“I’m basically all ears at that point,” Hurricanes goalie Cam Ward said. “I’m waiting to hear the reaction behind me, because I can’t see it. At first, I anticipated that we just made a really good defensive play to help me out.”
McDavid broke through in the second. After going to the bench for a new stick, he outraced Hanifin and Lindholm across the blue line, dragged Lindholm to the net like a suit bag slung over his shoulder and beat Ward to tie the score 1-1 – in the process, bumping his performance bonuses this season to $850,000 with 28 games to go.
And he's doing it while serving as captain, at age 20, of a very young team that's winning for the first time.

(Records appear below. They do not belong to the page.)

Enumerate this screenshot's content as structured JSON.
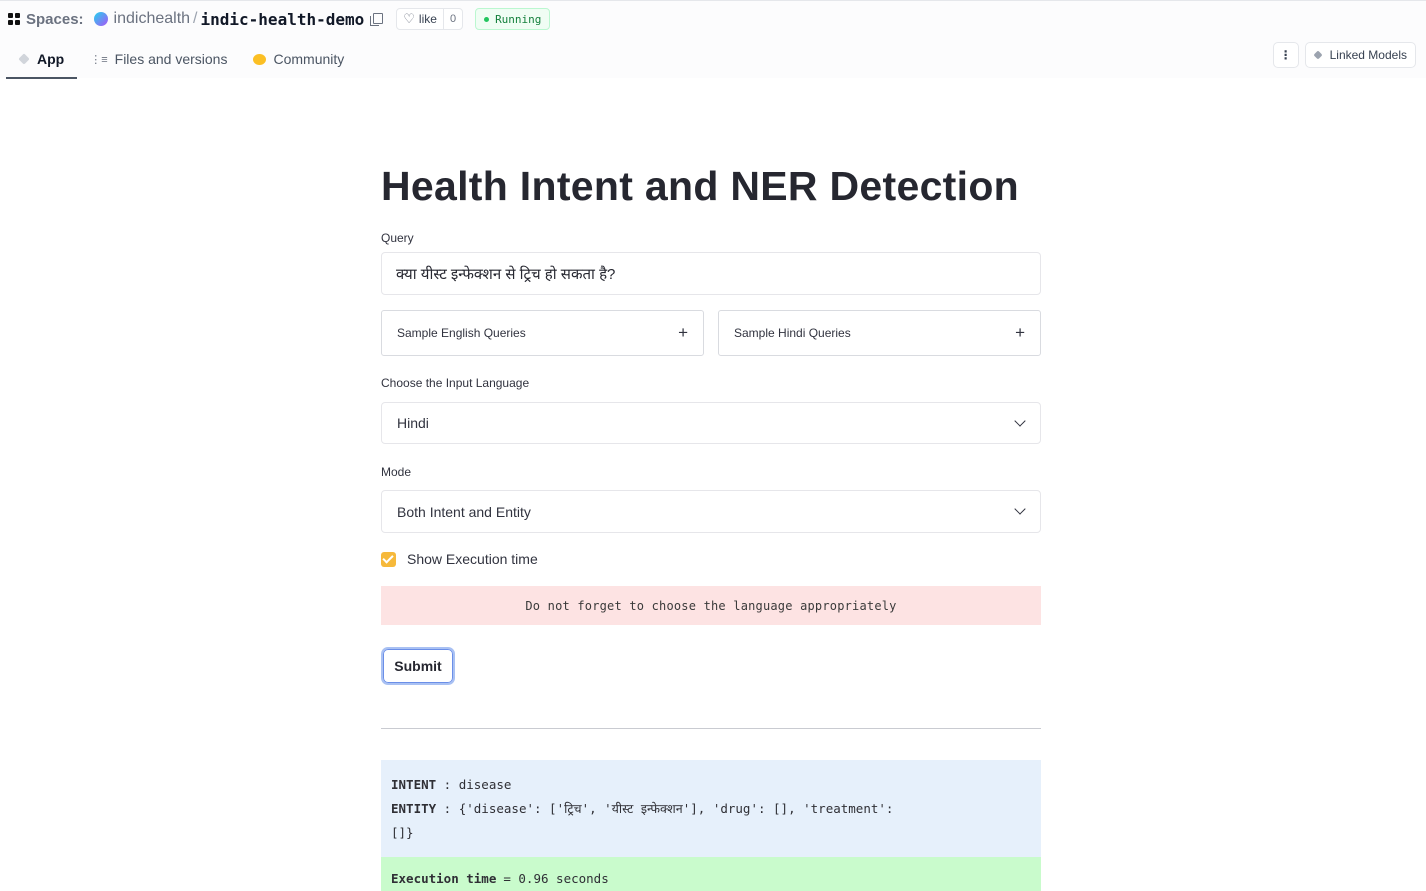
{
  "header": {
    "spaces_label": "Spaces:",
    "org": "indichealth",
    "separator": "/",
    "repo": "indic-health-demo",
    "like_label": "like",
    "like_count": "0",
    "status": "Running",
    "status_color": "#22c55e",
    "tabs": [
      {
        "label": "App",
        "icon": "cube-icon",
        "active": true
      },
      {
        "label": "Files and versions",
        "icon": "files-icon",
        "active": false
      },
      {
        "label": "Community",
        "icon": "community-icon",
        "active": false
      }
    ],
    "menu_icon": "kebab-menu-icon",
    "linked_models_label": "Linked Models"
  },
  "app": {
    "title": "Health Intent and NER Detection",
    "query_label": "Query",
    "query_value": "क्या यीस्ट इन्फेक्शन से ट्रिच हो सकता है?",
    "expanders": [
      {
        "label": "Sample English Queries",
        "icon": "plus-icon"
      },
      {
        "label": "Sample Hindi Queries",
        "icon": "plus-icon"
      }
    ],
    "language_label": "Choose the Input Language",
    "language_value": "Hindi",
    "mode_label": "Mode",
    "mode_value": "Both Intent and Entity",
    "show_time_label": "Show Execution time",
    "show_time_checked": true,
    "warning": "Do not forget to choose the language appropriately",
    "submit_label": "Submit",
    "accent_color": "#f6b93b"
  },
  "result": {
    "intent_key": "INTENT",
    "intent_sep": " : ",
    "intent_value": "disease",
    "entity_key": "ENTITY",
    "entity_sep": " : ",
    "entity_value_line1": "{'disease': ['ट्रिच', 'यीस्ट इन्फेक्शन'], 'drug': [], 'treatment':",
    "entity_value_line2": "[]}",
    "time_key": "Execution time",
    "time_value": "= 0.96 seconds"
  }
}
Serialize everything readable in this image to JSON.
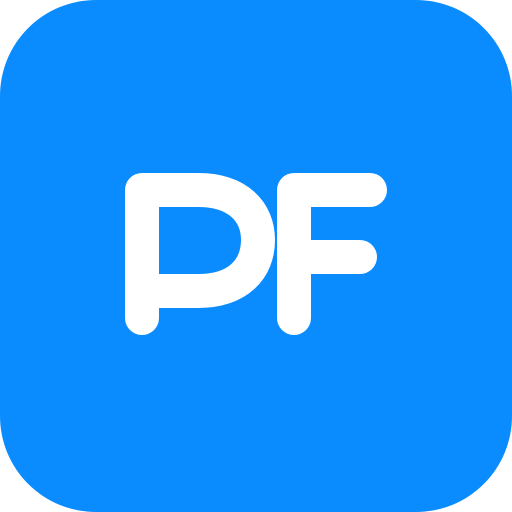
{
  "icon": {
    "name": "pf-app-icon",
    "text": "PF",
    "background_color": "#0A8CFF",
    "glyph_color": "#FFFFFF"
  }
}
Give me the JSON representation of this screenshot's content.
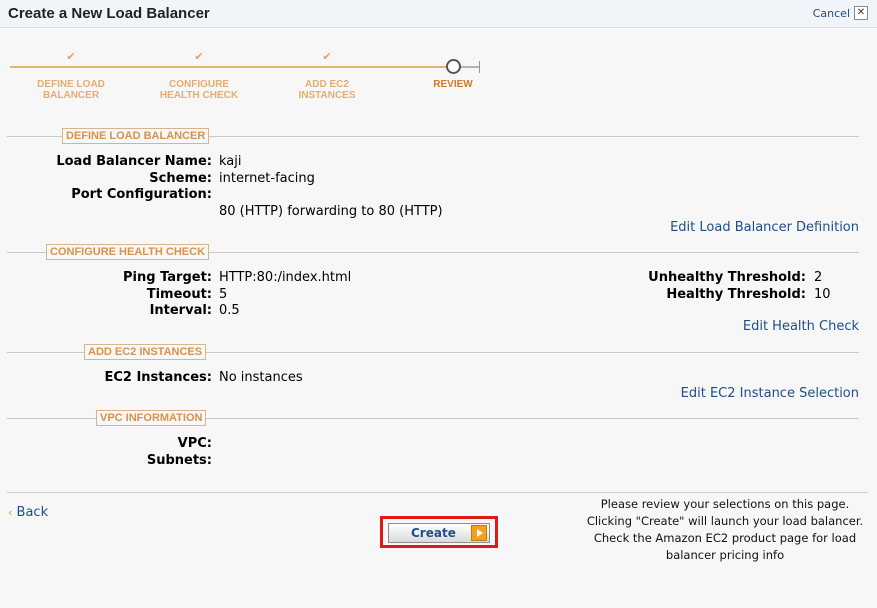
{
  "header": {
    "title": "Create a New Load Balancer",
    "cancel_label": "Cancel",
    "close_glyph": "✕"
  },
  "wizard": {
    "check_glyph": "✔",
    "steps": [
      {
        "line1": "DEFINE LOAD",
        "line2": "BALANCER",
        "status": "complete"
      },
      {
        "line1": "CONFIGURE",
        "line2": "HEALTH CHECK",
        "status": "complete"
      },
      {
        "line1": "ADD EC2",
        "line2": "INSTANCES",
        "status": "complete"
      },
      {
        "line1": "REVIEW",
        "line2": "",
        "status": "current"
      }
    ]
  },
  "sections": {
    "define": {
      "title": "DEFINE LOAD BALANCER",
      "name_label": "Load Balancer Name:",
      "name_value": "kaji",
      "scheme_label": "Scheme:",
      "scheme_value": "internet-facing",
      "port_label": "Port Configuration:",
      "port_value": "80 (HTTP) forwarding to 80 (HTTP)",
      "edit_link": "Edit Load Balancer Definition"
    },
    "health": {
      "title": "CONFIGURE HEALTH CHECK",
      "ping_label": "Ping Target:",
      "ping_value": "HTTP:80:/index.html",
      "timeout_label": "Timeout:",
      "timeout_value": "5",
      "interval_label": "Interval:",
      "interval_value": "0.5",
      "unhealthy_label": "Unhealthy Threshold:",
      "unhealthy_value": "2",
      "healthy_label": "Healthy Threshold:",
      "healthy_value": "10",
      "edit_link": "Edit Health Check"
    },
    "ec2": {
      "title": "ADD EC2 INSTANCES",
      "instances_label": "EC2 Instances:",
      "instances_value": "No instances",
      "edit_link": "Edit EC2 Instance Selection"
    },
    "vpc": {
      "title": "VPC INFORMATION",
      "vpc_label": "VPC:",
      "subnets_label": "Subnets:"
    }
  },
  "footer": {
    "back_arrow": "‹",
    "back_label": "Back",
    "create_label": "Create",
    "note_lines": [
      "Please review your selections on this page.",
      "Clicking \"Create\" will launch your load balancer.",
      "Check the Amazon EC2 product page for load",
      "balancer pricing info"
    ]
  },
  "colors": {
    "accent": "#e3ad74",
    "link": "#1e4e8c",
    "highlight": "#e01818",
    "button_arrow": "#f2a01d"
  }
}
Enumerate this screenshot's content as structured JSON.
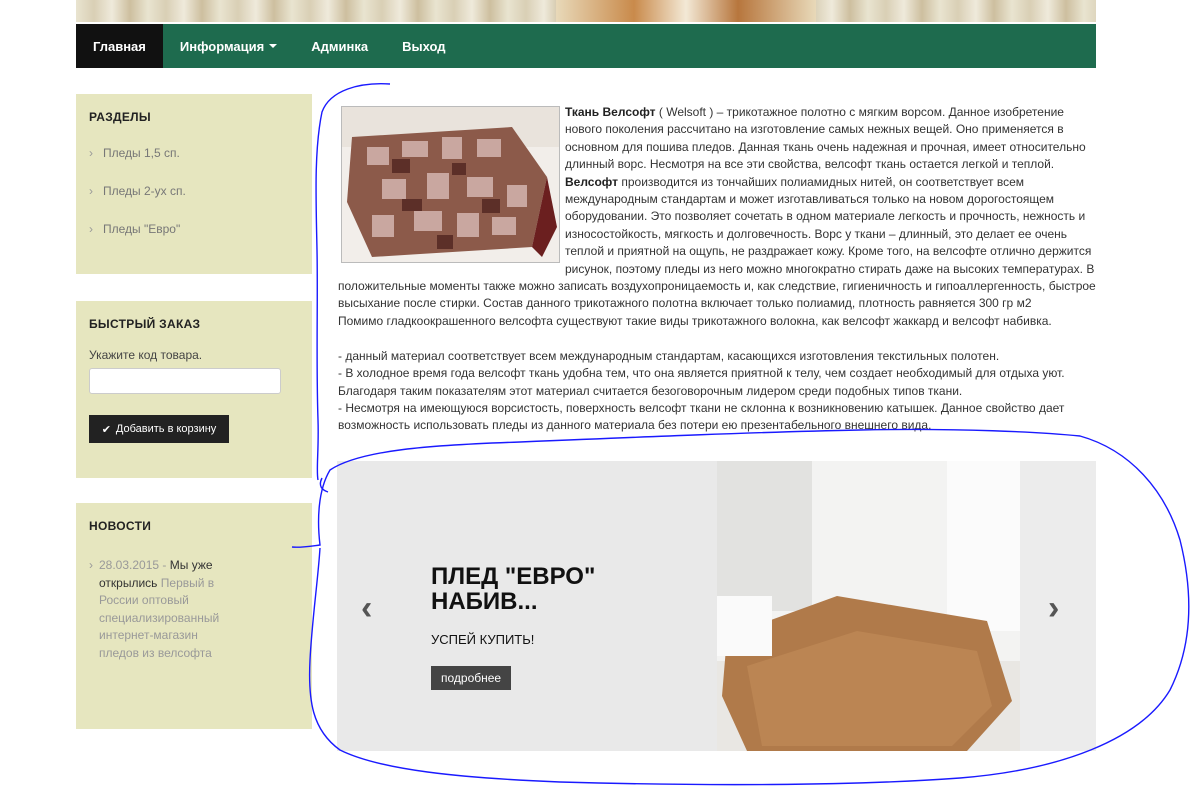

“He plays with such an amount of speed that it makes you feel like you’re on your heels,” Ward said. “The kid’s just a special player. A very dangerous player, because he makes everyone dangerous around him. For the most part we kept him at bay, other than the goal.”
The mind staggers to think what a player like McDavid could do for the Hurricanes in this dark moment in their history, how many butts he could plant in seats, how attractive he would make the franchise to a buyer who could re-energize the market and make investments in not only the team but the community, how the Hurricanes would become an NBC regular instead of a national-TV rarity.
The Hurricanes have never really had a truly elite player, a first-choice Olympian, in the prime of his career. Ron Francis arrived late, Rod Brind'Amour and Eric Staal never really crossed the threshold – although both probed it, and Brind'Amour should be in the Hall of Fame – and Jeff Skinner is too one-dimensional to get into the conversation, barring that one dimension someday becoming truly superlative. Justin Faulk is an All-Star but not a Norris Trophy candidate at this point in his career. Maybe Hanifin will get there someday.
They never bottomed out at the right time to get that kind of player, and even in that amazingly deep 2003 draft, when they took Staal third overall, there wasn't a Sidney Crosby or Alex Ovechkin in the bunch. They were bad in 2013 and 2015 and 2016, just not bad enough.
They never lost enough to be a big draft winner. (Going 7-4-1 in February 2015, including a win over the Oilers, did the trick that year.) Edmonton, since 2006, has lost all the time. The Oilers, with all those first overall picks, finally got one who's the best of the bunch. What a different world it would be if McDavid were here instead.
“I haven’t really thought about it that way,” Ward said. “We’re obviously pleased with who we got.”
Just like 2005, when the Hurricanes were one of three teams still in the running for Crosby when the post-lockout lottery show went to its final commercial, history chose a different path.
Luke DeCock: 919-829-8947, firstname.lastname@example.org, @LukeDeCock